Commission Chairman Roger Morgan said he would rather have a law that would let the county recoup some of the property-tax and millage revenue it has lost to the zones since January 1997 than be forced into an all-or-nothing position on the 12-year extensions.
“It’s a mess,” he said.
True North Architecture, Construction and Investments has one of the requests. The firm wants to invest $1.9 million into a vacant, two-story structure on the city’s near west side at 607 Dewey Ave. NW. True North plans to renovate the structure, add a third floor and build a green roof that would feature solar panels and small wind turbines.
True North would relocate from Belmont and occupy the top floor, then lease the lower levels to other companies. But True North President Dan Henrickson said all bets might be off if the property’s Renaissance Zone isn’t extended.
“We probably will not be able to do the project because we’ve got tenants, including our own company, that need that Ren Zone extension for a lot of reasons. So every single tenant needs the Ren Zone extension or they will go somewhere else that has it,” he said.
The building True North wants to renovate is within a few blocks of the structures that Robert Israels revived and that now make up the John Widdicomb Trade Center and Israels Designs for Living campus. Four of the buildings are in the nearly tax-free zone.
City commissioners and the state gave Israels a zone extension for those buildings in December, a move that added a dozen more years to the three years remaining from the initial zone established in 1997. Not having to pay property taxes allows building owners to offer tenants lower rents.
Construction finished recently on one of the Israels-owned and zoned buildings — the South Widdicomb at 600 Fifth St. NW — and Israels General Manager David Israels said leasing activity has been better than good.
“We’ve got great usage for the South Widdicomb building, especially right now with Grand Rapids Community College going in, with Lake Michigan Credit Union going in, and the further expansion of Spectrum (Health) going on in there. So it’s been absolutely wonderful,” he said.
County commissioners learned in June that $7.3 million in county tax revenue was either captured or abated in 2007. The county lost $5.86 million in property-tax revenue, $1.05 million in correctional-millage revenue and $450,000 in senior-millage revenue last year — losses that were up by roughly 8 percent from a total of $6.7 million in 2006.

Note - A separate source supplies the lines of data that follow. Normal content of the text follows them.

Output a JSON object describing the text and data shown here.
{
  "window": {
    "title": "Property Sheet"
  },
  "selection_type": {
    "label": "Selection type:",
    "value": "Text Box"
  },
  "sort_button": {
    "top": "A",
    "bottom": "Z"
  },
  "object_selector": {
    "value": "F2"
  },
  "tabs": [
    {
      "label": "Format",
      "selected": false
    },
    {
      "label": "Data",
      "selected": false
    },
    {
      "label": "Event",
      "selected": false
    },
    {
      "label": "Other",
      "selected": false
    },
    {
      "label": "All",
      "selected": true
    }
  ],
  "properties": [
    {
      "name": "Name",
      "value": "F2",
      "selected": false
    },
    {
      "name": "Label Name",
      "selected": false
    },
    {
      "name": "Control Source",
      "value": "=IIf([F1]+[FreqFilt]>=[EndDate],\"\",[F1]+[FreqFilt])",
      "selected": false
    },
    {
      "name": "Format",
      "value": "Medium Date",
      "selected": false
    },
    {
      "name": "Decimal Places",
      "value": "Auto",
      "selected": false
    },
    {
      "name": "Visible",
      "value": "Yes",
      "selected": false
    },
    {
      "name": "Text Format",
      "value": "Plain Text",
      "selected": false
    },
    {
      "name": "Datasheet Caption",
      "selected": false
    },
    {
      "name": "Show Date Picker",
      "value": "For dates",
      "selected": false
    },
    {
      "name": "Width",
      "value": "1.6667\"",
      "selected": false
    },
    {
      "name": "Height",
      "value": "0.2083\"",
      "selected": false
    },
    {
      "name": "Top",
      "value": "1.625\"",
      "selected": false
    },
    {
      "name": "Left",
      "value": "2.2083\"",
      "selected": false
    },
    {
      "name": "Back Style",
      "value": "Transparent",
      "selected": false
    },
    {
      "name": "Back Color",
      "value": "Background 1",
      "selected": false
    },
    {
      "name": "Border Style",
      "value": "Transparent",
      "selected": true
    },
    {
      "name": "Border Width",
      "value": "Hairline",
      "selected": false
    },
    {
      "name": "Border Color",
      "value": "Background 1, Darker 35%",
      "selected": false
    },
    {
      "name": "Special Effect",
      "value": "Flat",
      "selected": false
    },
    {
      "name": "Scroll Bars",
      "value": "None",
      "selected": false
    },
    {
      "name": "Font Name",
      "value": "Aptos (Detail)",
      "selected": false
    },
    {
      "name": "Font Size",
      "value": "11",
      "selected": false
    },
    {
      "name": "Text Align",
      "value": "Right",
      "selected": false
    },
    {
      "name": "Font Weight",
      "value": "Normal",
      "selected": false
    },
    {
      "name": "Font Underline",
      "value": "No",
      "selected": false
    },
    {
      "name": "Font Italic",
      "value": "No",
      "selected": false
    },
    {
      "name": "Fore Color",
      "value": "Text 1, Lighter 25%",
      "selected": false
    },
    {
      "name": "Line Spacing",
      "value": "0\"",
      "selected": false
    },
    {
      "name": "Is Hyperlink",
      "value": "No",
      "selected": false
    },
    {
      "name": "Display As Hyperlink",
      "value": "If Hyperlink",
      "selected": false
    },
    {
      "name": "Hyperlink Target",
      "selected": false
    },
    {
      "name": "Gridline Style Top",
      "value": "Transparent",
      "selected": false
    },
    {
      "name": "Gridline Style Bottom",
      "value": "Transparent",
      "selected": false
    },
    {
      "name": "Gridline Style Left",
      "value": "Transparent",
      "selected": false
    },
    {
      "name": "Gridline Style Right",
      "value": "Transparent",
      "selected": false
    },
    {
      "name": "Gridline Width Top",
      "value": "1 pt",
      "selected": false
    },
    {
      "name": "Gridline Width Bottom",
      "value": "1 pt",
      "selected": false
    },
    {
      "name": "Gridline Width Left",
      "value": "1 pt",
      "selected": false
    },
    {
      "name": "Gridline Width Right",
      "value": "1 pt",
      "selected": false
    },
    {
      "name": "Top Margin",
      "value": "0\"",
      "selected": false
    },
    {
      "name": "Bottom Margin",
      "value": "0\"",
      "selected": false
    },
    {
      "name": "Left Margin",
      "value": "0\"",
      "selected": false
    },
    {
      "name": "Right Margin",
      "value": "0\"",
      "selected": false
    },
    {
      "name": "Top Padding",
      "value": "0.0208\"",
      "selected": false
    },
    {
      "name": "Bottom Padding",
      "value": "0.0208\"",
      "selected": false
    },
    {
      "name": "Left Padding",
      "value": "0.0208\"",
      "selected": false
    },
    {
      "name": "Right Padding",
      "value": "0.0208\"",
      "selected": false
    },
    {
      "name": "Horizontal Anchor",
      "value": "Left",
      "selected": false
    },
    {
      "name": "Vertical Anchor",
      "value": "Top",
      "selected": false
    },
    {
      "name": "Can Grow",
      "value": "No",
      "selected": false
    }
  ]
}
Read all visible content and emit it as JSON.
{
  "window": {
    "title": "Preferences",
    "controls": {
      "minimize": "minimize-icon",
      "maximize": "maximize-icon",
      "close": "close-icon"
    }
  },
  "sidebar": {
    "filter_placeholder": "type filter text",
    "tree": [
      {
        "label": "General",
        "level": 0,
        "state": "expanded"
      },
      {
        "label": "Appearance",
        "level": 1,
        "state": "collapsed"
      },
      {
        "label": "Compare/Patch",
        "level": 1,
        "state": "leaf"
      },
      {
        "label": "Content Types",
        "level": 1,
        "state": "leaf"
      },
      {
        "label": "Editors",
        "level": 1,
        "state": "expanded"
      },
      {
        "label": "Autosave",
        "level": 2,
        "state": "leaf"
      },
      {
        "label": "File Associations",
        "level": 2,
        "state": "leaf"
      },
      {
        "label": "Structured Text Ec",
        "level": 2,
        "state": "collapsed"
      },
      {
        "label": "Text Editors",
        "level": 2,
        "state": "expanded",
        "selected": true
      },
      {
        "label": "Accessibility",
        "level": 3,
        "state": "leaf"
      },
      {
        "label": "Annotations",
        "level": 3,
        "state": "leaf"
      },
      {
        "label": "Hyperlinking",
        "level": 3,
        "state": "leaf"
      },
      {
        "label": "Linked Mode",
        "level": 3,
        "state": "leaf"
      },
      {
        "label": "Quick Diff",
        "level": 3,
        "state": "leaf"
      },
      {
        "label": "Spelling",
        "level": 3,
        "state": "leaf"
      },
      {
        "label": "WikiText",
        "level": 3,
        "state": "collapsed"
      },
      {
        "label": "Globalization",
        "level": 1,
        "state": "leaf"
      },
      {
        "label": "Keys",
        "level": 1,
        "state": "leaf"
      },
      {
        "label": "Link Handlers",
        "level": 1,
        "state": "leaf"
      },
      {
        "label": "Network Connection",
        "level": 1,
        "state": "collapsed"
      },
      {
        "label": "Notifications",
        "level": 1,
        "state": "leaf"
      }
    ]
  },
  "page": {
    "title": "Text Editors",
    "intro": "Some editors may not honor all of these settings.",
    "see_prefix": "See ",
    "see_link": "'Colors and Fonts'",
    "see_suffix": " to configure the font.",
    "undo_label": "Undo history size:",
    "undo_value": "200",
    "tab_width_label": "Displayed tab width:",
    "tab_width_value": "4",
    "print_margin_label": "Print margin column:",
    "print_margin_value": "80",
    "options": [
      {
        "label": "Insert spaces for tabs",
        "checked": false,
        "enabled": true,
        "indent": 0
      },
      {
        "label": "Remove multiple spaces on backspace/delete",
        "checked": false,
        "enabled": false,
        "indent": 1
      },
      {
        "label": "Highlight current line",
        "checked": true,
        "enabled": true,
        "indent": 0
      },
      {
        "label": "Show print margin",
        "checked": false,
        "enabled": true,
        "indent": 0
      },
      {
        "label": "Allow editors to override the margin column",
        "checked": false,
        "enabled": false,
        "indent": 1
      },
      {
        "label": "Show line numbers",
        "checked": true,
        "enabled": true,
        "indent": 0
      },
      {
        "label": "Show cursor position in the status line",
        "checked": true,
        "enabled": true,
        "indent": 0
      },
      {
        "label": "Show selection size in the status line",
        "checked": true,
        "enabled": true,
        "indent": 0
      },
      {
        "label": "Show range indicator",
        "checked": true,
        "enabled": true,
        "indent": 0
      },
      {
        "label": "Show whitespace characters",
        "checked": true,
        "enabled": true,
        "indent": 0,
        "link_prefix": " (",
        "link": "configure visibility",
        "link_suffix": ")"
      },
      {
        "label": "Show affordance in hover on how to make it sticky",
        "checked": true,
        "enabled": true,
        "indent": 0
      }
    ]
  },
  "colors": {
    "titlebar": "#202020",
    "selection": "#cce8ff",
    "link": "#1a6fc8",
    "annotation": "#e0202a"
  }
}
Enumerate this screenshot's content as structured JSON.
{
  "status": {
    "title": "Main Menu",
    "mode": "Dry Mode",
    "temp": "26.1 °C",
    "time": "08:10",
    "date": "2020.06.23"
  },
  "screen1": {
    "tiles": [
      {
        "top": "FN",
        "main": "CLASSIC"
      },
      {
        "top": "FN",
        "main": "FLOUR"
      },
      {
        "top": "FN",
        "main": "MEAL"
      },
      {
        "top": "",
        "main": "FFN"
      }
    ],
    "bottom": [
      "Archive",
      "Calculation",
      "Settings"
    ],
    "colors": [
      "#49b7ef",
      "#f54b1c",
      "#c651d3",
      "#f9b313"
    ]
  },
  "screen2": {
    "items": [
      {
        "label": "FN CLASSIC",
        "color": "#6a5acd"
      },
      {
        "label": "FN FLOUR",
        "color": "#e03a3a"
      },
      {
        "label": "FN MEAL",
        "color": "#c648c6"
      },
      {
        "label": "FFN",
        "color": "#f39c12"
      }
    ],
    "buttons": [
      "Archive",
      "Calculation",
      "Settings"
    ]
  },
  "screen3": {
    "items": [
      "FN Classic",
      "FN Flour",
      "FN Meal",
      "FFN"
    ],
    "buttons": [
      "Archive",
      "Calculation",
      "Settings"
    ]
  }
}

A policy county commissioners adopted in May 2007 limits the county’s participation in captures and abatements to 7 percent of its yearly tax roll. The figure was slightly over 6 percent at the end of last year. The policy also calls for commissioners to deny allowing new tax revenue to be captured by a governmental unit when a unit is exempting or capturing 10 percent of its taxable value. Grand Rapids was at 12.3 percent at the end of 2007, according to tax data filed by the city with the county.
Grand Rapids City Manager Kurt Kimball told the county that when the original Ren Zone runs out of time at the end of 2011, the city’s percentage of taxable value that is either exempted or abated will fall below the 10 percent limit.
“When fully restored to the tax roll in 2012, the percent of the tax roll exempted in the city of Grand Rapids will be 8.91 percent, down from the current 12.3 percent,” he said.
Kimball reported that $166.8 million in taxable value has been exempted in the city’s Ren Zone since its inception.